• [WORK ORDER] Search the records for the string "JSON", then copy each line that has it.
+---+
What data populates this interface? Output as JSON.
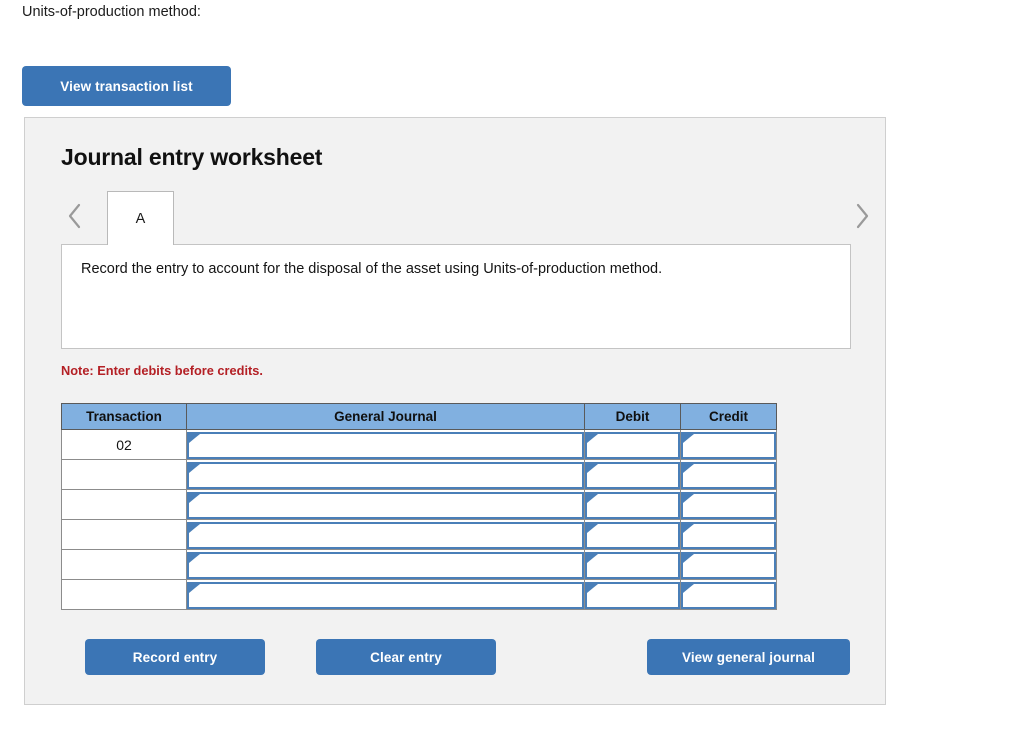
{
  "intro": {
    "text": "Units-of-production method:"
  },
  "toolbar": {
    "view_transaction_list_label": "View transaction list"
  },
  "panel": {
    "title": "Journal entry worksheet",
    "nav": {
      "prev_icon": "chevron-left-icon",
      "next_icon": "chevron-right-icon"
    },
    "tabs": [
      {
        "label": "A",
        "active": true
      }
    ],
    "instruction": "Record the entry to account for the disposal of the asset using Units-of-production method.",
    "note": "Note: Enter debits before credits.",
    "table": {
      "columns": [
        "Transaction",
        "General Journal",
        "Debit",
        "Credit"
      ],
      "rows": [
        {
          "transaction": "02",
          "general_journal": "",
          "debit": "",
          "credit": ""
        },
        {
          "transaction": "",
          "general_journal": "",
          "debit": "",
          "credit": ""
        },
        {
          "transaction": "",
          "general_journal": "",
          "debit": "",
          "credit": ""
        },
        {
          "transaction": "",
          "general_journal": "",
          "debit": "",
          "credit": ""
        },
        {
          "transaction": "",
          "general_journal": "",
          "debit": "",
          "credit": ""
        },
        {
          "transaction": "",
          "general_journal": "",
          "debit": "",
          "credit": ""
        }
      ]
    },
    "actions": {
      "record_label": "Record entry",
      "clear_label": "Clear entry",
      "view_journal_label": "View general journal"
    }
  },
  "colors": {
    "button_blue": "#3b75b5",
    "table_header_blue": "#81b0e0",
    "input_border_blue": "#4a7fb8",
    "note_red": "#b42025",
    "panel_bg": "#f2f2f2"
  }
}
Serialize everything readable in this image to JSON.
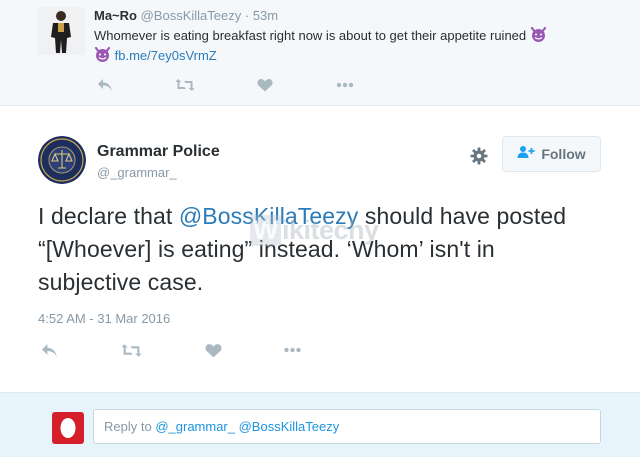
{
  "context_tweet": {
    "name": "Ma~Ro",
    "handle": "@BossKillaTeezy",
    "separator": "·",
    "time": "53m",
    "text": "Whomever is eating breakfast right now is about to get their appetite ruined",
    "link": "fb.me/7ey0sVrmZ",
    "emoji": "smiling-imp"
  },
  "main_tweet": {
    "name": "Grammar Police",
    "handle": "@_grammar_",
    "follow_label": "Follow",
    "text_prefix": "I declare that ",
    "mention": "@BossKillaTeezy",
    "text_suffix": " should have posted “[Whoever] is eating” instead. ‘Whom’ isn't in subjective case.",
    "timestamp": "4:52 AM - 31 Mar 2016"
  },
  "watermark": {
    "box_letter": "W",
    "rest": "ikitechy"
  },
  "reply": {
    "prefix": "Reply to",
    "recipients": "@_grammar_ @BossKillaTeezy"
  },
  "colors": {
    "link": "#2b7bb9",
    "muted": "#8899a6",
    "text": "#292f33",
    "reply_bg": "#e8f4fb",
    "context_bg": "#f5f8fa",
    "emoji_purple": "#9b59b6"
  },
  "icons": [
    "reply-icon",
    "retweet-icon",
    "like-icon",
    "more-icon",
    "gear-icon",
    "follow-person-icon"
  ]
}
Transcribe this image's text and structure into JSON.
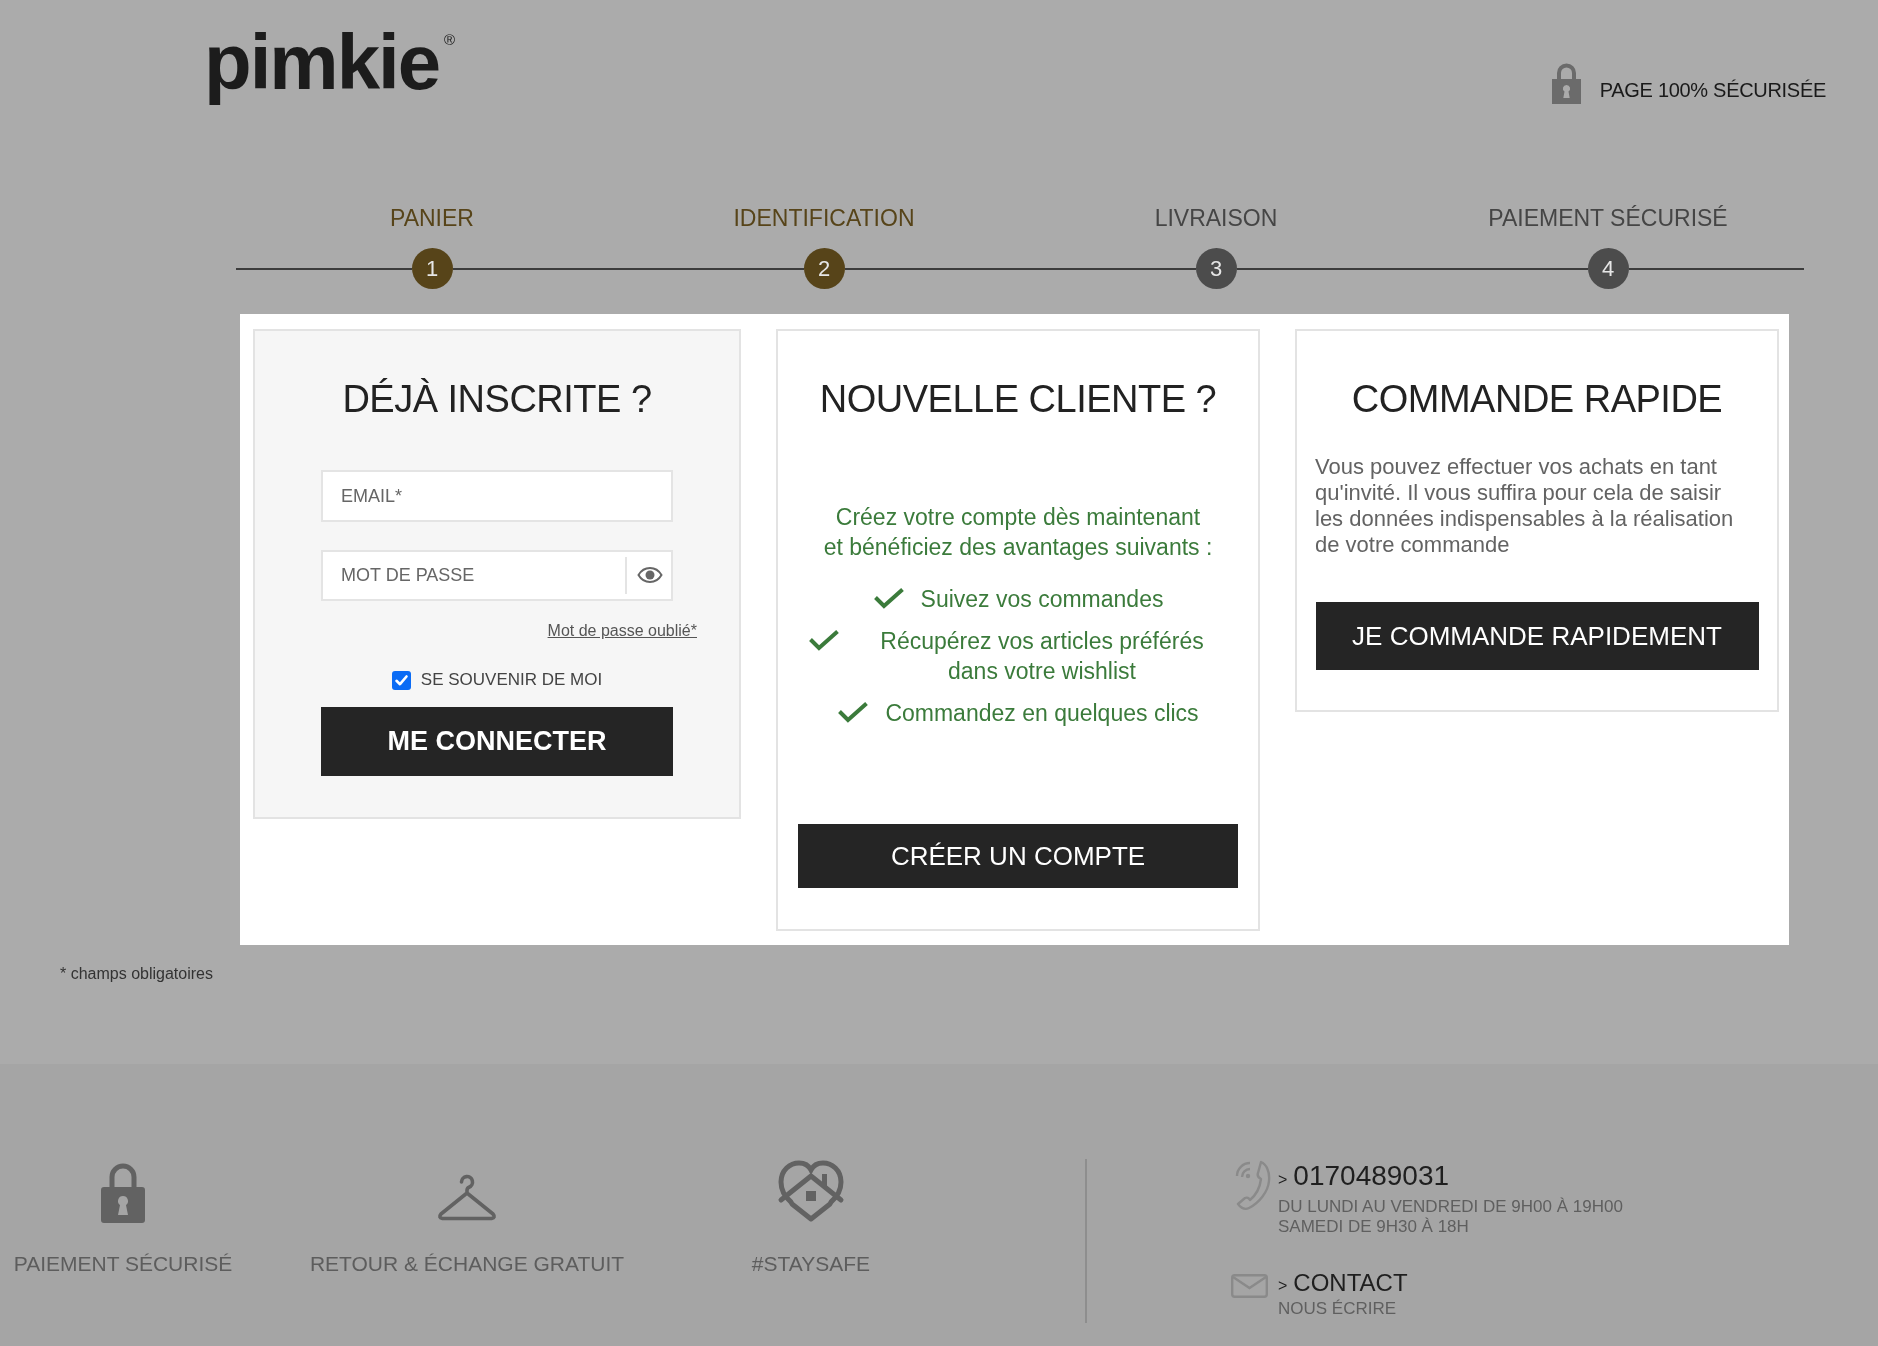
{
  "header": {
    "logo": "pimkie",
    "logo_mark": "®",
    "secure_label": "PAGE 100% SÉCURISÉE"
  },
  "steps": [
    {
      "number": "1",
      "label": "PANIER",
      "reached": true
    },
    {
      "number": "2",
      "label": "IDENTIFICATION",
      "reached": true
    },
    {
      "number": "3",
      "label": "LIVRAISON",
      "reached": false
    },
    {
      "number": "4",
      "label": "PAIEMENT SÉCURISÉ",
      "reached": false
    }
  ],
  "login": {
    "title": "DÉJÀ INSCRITE ?",
    "email": {
      "placeholder": "EMAIL*"
    },
    "password": {
      "placeholder": "MOT DE PASSE"
    },
    "forgot_link": "Mot de passe oublié*",
    "remember": {
      "label": "SE SOUVENIR DE MOI",
      "checked": true
    },
    "submit": "ME CONNECTER"
  },
  "signup": {
    "title": "NOUVELLE CLIENTE ?",
    "intro": "Créez votre compte dès maintenant\net bénéficiez des avantages suivants :",
    "benefits": [
      "Suivez vos commandes",
      "Récupérez vos articles préférés dans votre wishlist",
      "Commandez en quelques clics"
    ],
    "button": "CRÉER UN COMPTE"
  },
  "guest": {
    "title": "COMMANDE RAPIDE",
    "text": "Vous pouvez effectuer vos achats en tant qu'invité. Il vous suffira pour cela de saisir les données indispensables à la réalisation de votre commande",
    "button": "JE COMMANDE RAPIDEMENT"
  },
  "required_note": "* champs obligatoires",
  "footer": {
    "features": [
      {
        "kind": "lock",
        "label": "PAIEMENT SÉCURISÉ"
      },
      {
        "kind": "hanger",
        "label": "RETOUR & ÉCHANGE GRATUIT"
      },
      {
        "kind": "heart-home",
        "label": "#STAYSAFE"
      }
    ],
    "contacts": [
      {
        "kind": "phone",
        "marker": ">",
        "link": "0170489031",
        "details": [
          "DU LUNDI AU VENDREDI DE 9H00 À 19H00",
          "SAMEDI DE 9H30 À 18H"
        ]
      },
      {
        "kind": "mail",
        "marker": ">",
        "link": "CONTACT",
        "details": [
          "NOUS ÉCRIRE"
        ]
      }
    ]
  }
}
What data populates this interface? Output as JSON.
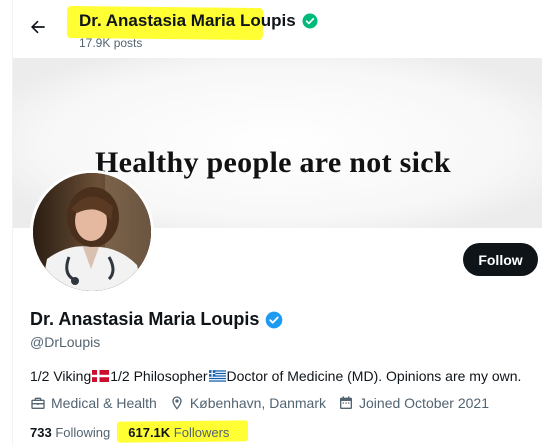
{
  "header": {
    "name": "Dr. Anastasia Maria Loupis",
    "posts": "17.9K posts"
  },
  "banner": {
    "text": "Healthy people are not sick"
  },
  "actions": {
    "follow_label": "Follow"
  },
  "profile": {
    "name": "Dr. Anastasia Maria Loupis",
    "handle": "@DrLoupis",
    "bio": {
      "part1": "1/2 Viking",
      "part2": " 1/2 Philosopher",
      "part3": "Doctor of Medicine (MD). Opinions are my own."
    },
    "category": "Medical & Health",
    "location": "København, Danmark",
    "joined": "Joined October 2021",
    "following_count": "733",
    "following_label": "Following",
    "followers_count": "617.1K",
    "followers_label": "Followers"
  },
  "colors": {
    "verified": "#00ba7c",
    "highlight": "#ffff33",
    "button": "#0f1419",
    "muted": "#536471"
  },
  "icons": [
    "back-arrow-icon",
    "verified-badge-icon",
    "briefcase-icon",
    "location-pin-icon",
    "calendar-icon",
    "denmark-flag-icon",
    "greece-flag-icon"
  ]
}
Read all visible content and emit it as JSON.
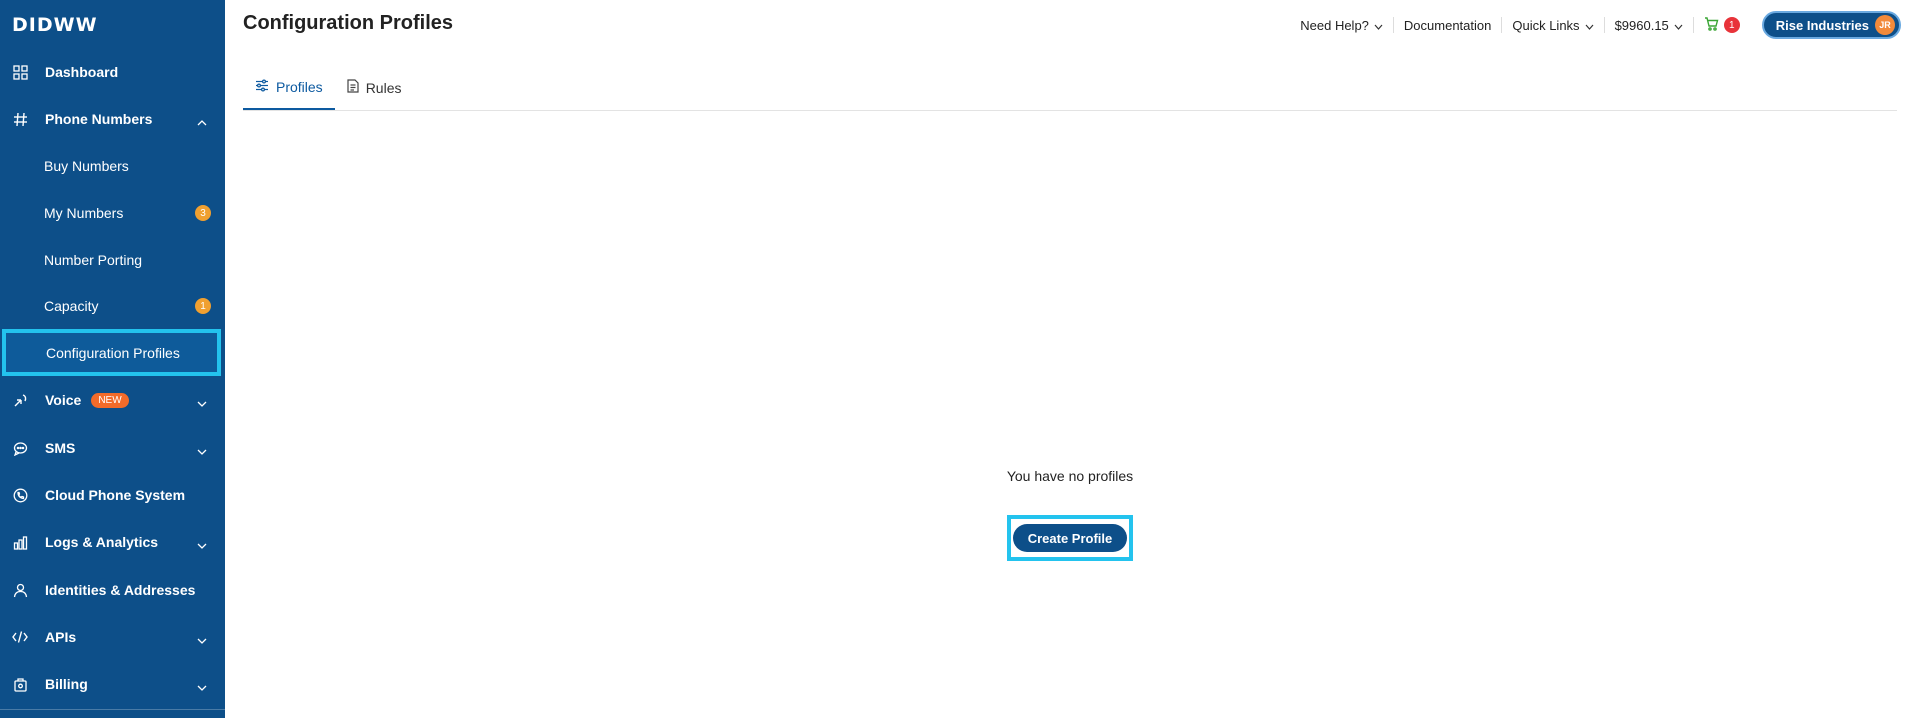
{
  "brand": {
    "logo": "DIDWW"
  },
  "page": {
    "title": "Configuration Profiles"
  },
  "topbar": {
    "need_help": "Need Help?",
    "documentation": "Documentation",
    "quick_links": "Quick Links",
    "balance": "$9960.15",
    "cart_count": "1",
    "account_name": "Rise Industries",
    "avatar_initials": "JR"
  },
  "sidebar": {
    "items": [
      {
        "label": "Dashboard"
      },
      {
        "label": "Phone Numbers"
      },
      {
        "label": "Buy Numbers"
      },
      {
        "label": "My Numbers",
        "badge": "3"
      },
      {
        "label": "Number Porting"
      },
      {
        "label": "Capacity",
        "badge": "1"
      },
      {
        "label": "Configuration Profiles"
      },
      {
        "label": "Voice",
        "tag": "NEW"
      },
      {
        "label": "SMS"
      },
      {
        "label": "Cloud Phone System"
      },
      {
        "label": "Logs & Analytics"
      },
      {
        "label": "Identities & Addresses"
      },
      {
        "label": "APIs"
      },
      {
        "label": "Billing"
      }
    ]
  },
  "tabs": [
    {
      "label": "Profiles",
      "active": true
    },
    {
      "label": "Rules",
      "active": false
    }
  ],
  "empty_state": {
    "message": "You have no profiles",
    "button": "Create Profile"
  },
  "colors": {
    "sidebar_bg": "#0d4f89",
    "highlight": "#23c3ee",
    "badge": "#f0a030",
    "new_tag": "#f26b2a",
    "cart_badge": "#e8333a"
  }
}
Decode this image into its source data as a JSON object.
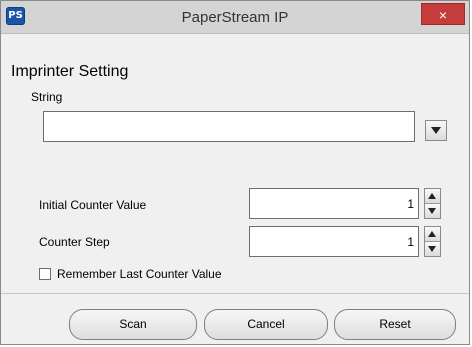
{
  "window": {
    "app_icon_text": "PS",
    "title": "PaperStream IP",
    "close_label": "×"
  },
  "form": {
    "heading": "Imprinter Setting",
    "string_label": "String",
    "string_value": "",
    "initial_counter_label": "Initial Counter Value",
    "initial_counter_value": "1",
    "counter_step_label": "Counter Step",
    "counter_step_value": "1",
    "remember_label": "Remember Last Counter Value",
    "remember_checked": false
  },
  "buttons": {
    "scan": "Scan",
    "cancel": "Cancel",
    "reset": "Reset"
  },
  "icons": {
    "dropdown": "chevron-down-icon",
    "spin_up": "spin-up-icon",
    "spin_down": "spin-down-icon"
  },
  "colors": {
    "close_button": "#c43c3c",
    "app_icon": "#1a55a8",
    "window_background": "#f0f0f0"
  }
}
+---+
• [WORKED SOLUTION]
What data populates this interface? Output as JSON.
Serialize everything readable in this image to JSON.
Transcribe this image's text and structure into JSON.
What data populates this interface? Output as JSON.
Read all visible content and emit it as JSON.
Decode this image into its source data as a JSON object.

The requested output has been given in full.